Also on the roll with Fisk is James Hamilton, whose name was clearly added later. It has four and a half lines of notations, which in part reflect Hamilton's long battle to secure the KSA. There is no indication of who made these entries.
Roll with Lindsay's name signed by Colonel G Mansel in Pietermaritzburg on 10/2/1905.
Roll with Esmonde-White's name signed by a Major ? late of the U.V.M.P. in Newcastle on 5/3/1906.
I do not have a copy of the roll with Dartnell's name.
It is perhaps most interesting that the only name put forward by Dartnell was that of W J Clarke, who later became Chief Commissioner.
Interesting there were so many different applications for the KSA for various NP policemen. It really does give the appearance that the KSA was misunderstood and many 'speculative' applications were made on behalf of 'deserving' cases.
Dartnell signed his own application submitted 20-04-1903. He listed his service - for 1902 he was "Commandant Volunteers & VCR".
In another hand is written "Was allowed to retain medal on the grounds he was a Maj-Genl on the Staff & considered in the light of an Imperial officer" !! Never mind the PBI risking life and limb.
It seems that Dartnell ensured that he and his close associate Clarke received the KSA (20/4/1903) and that Dartnell's staff (Abraham, Lane, Goode and Stephens) thereafter pressed their claim successfully (1/4/1904). Ottley's name was added to the Dartnell staff claim.

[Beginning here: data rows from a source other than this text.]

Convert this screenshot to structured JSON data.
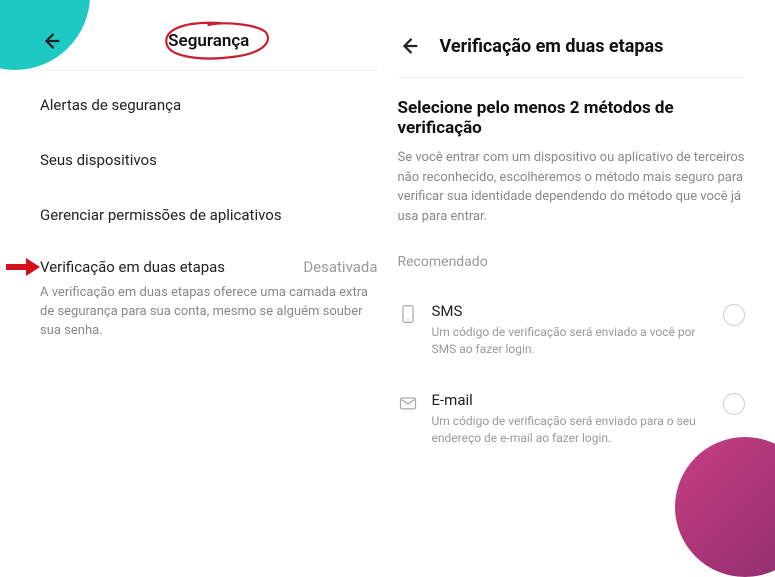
{
  "left": {
    "title": "Segurança",
    "items": [
      {
        "label": "Alertas de segurança"
      },
      {
        "label": "Seus dispositivos"
      },
      {
        "label": "Gerenciar permissões de aplicativos"
      }
    ],
    "two_step": {
      "label": "Verificação em duas etapas",
      "status": "Desativada",
      "desc": "A verificação em duas etapas oferece uma camada extra de segurança para sua conta, mesmo se alguém souber sua senha."
    }
  },
  "right": {
    "title": "Verificação em duas etapas",
    "subtitle": "Selecione pelo menos 2 métodos de verificação",
    "desc": "Se você entrar com um dispositivo ou aplicativo de terceiros não reconhecido, escolheremos o método mais seguro para verificar sua identidade dependendo do método que você já usa para entrar.",
    "section_label": "Recomendado",
    "methods": [
      {
        "title": "SMS",
        "desc": "Um código de verificação será enviado a você por SMS ao fazer login."
      },
      {
        "title": "E-mail",
        "desc": "Um código de verificação será enviado para o seu endereço de e-mail ao fazer login."
      }
    ]
  }
}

At least he probably was entitled to the medal.
Other men then climbed on the bandwagon with the UVMP pair of Lindsay and Esmonde-White leading the way (10/2/1905 & 5/3/1906).
The most improbable and least deserving claimant (Fisk) then used the DAAG in Pretoria to secure his medal.
I imagine that in the meantime a very angry Hamilton started pestering the authorities to recognise his claim, which was the most convincing of all. Twenty-five years later they eventually capitulated, probaly in desperation, and Hamilton received his KSA.
I have wondered if Hamilton had used family influence in his pursuit of the medal. In one of his service papers his profession is given as "gentleman". He also married well. His wife was Elizabeth Mary Stewart Beatson, a member of a prominent Scottish family. She was the daughter of George Stewart Beatson, who achievements included the rank of Surgeon-General, Honorary Physician to Queen Victoria and being an ally of Florence Nightingale during the Crimean War. One of Elizabeth's brothers was Sir George Thomas Beatson, a pioneer surgeon and a major figure in the history of Scottish medicine. The Hamiltons may well have been part of the upper crust in Pietermaritzburg society.